It can affect horses of any age, breed and sex, and it is still one of the biggest causes of death in horses.

There are a multitude of causes of colic, most of which are related to the gastrointestinal system.

Symptoms can range from mild to severe.

Signs of colic include:

l Pawing at the ground

l Flank watching

l Lip curling

l Restlessness

l Kicking or biting at belly

l Lying down

l Rolling

l Sweating

l Stretching out as if to urinate

l Depression

l Inappetence

l Reduced faecal output

Causes include intestinal spasms, stretching of the gut wall by gas, an interruption of blood supply to the gut, or part of the intestine becoming stuck.

Occasionally certain non-intestinal conditions, such as laminitis and urinary problems, can present with similar signs to colic.

The majority of colic cases are mild and can be successfully treated medically on the yard.

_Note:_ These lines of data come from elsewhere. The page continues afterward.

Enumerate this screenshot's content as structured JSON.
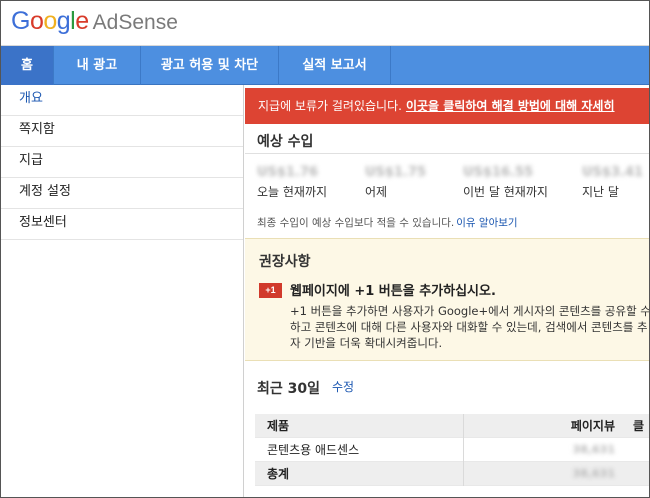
{
  "logo": {
    "g1": "G",
    "g2": "o",
    "g3": "o",
    "g4": "g",
    "g5": "l",
    "g6": "e",
    "product": "AdSense"
  },
  "nav": {
    "tabs": [
      {
        "label": "홈"
      },
      {
        "label": "내 광고"
      },
      {
        "label": "광고 허용 및 차단"
      },
      {
        "label": "실적 보고서"
      }
    ]
  },
  "sidebar": {
    "items": [
      {
        "label": "개요"
      },
      {
        "label": "쪽지함"
      },
      {
        "label": "지급"
      },
      {
        "label": "계정 설정"
      },
      {
        "label": "정보센터"
      }
    ]
  },
  "alert": {
    "text": "지급에 보류가 걸려있습니다.",
    "link": "이곳을 클릭하여 해결 방법에 대해 자세히"
  },
  "earnings": {
    "title": "예상 수입",
    "columns": [
      {
        "amount": "US$1.76",
        "label": "오늘 현재까지"
      },
      {
        "amount": "US$1.75",
        "label": "어제"
      },
      {
        "amount": "US$16.55",
        "label": "이번 달 현재까지"
      },
      {
        "amount": "US$3.41",
        "label": "지난 달"
      }
    ],
    "note": "최종 수입이 예상 수입보다 적을 수 있습니다.",
    "note_link": "이유 알아보기"
  },
  "recommendations": {
    "title": "권장사항",
    "badge": "+1",
    "heading": "웹페이지에 +1 버튼을 추가하십시오.",
    "body_line1": "+1 버튼을 추가하면 사용자가 Google+에서 게시자의 콘텐츠를 공유할 수",
    "body_line2": "하고 콘텐츠에 대해 다른 사용자와 대화할 수 있는데, 검색에서 콘텐츠를 추",
    "body_line3": "자 기반을 더욱 확대시켜줍니다."
  },
  "recent": {
    "title": "최근 30일",
    "edit": "수정",
    "table": {
      "headers": {
        "product": "제품",
        "pageviews": "페이지뷰",
        "extra": "클"
      },
      "rows": [
        {
          "product": "콘텐츠용 애드센스",
          "pageviews": "38,631"
        }
      ],
      "total": {
        "product": "총계",
        "pageviews": "38,631"
      }
    }
  },
  "colors": {
    "nav_bg": "#4d8fe0",
    "nav_active": "#3b73c8",
    "alert_bg": "#dd4433",
    "reco_bg": "#fdf8e6",
    "link": "#1a56b0"
  }
}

A survey of UK vets showed that seven per cent of colics require emergency colic surgery. In these cases horses will have to be referred to an equine hospital.

Early diagnosis and surgical treatment is very important to give horses the best chance of survival following colic surgery.

It is therefore vital that a vet is called promptly when a horse shows colic signs in order to assess the severity and start appropriate treatment as soon as possible.

By CHARLOTTE HEWITT DEDMAN, Vet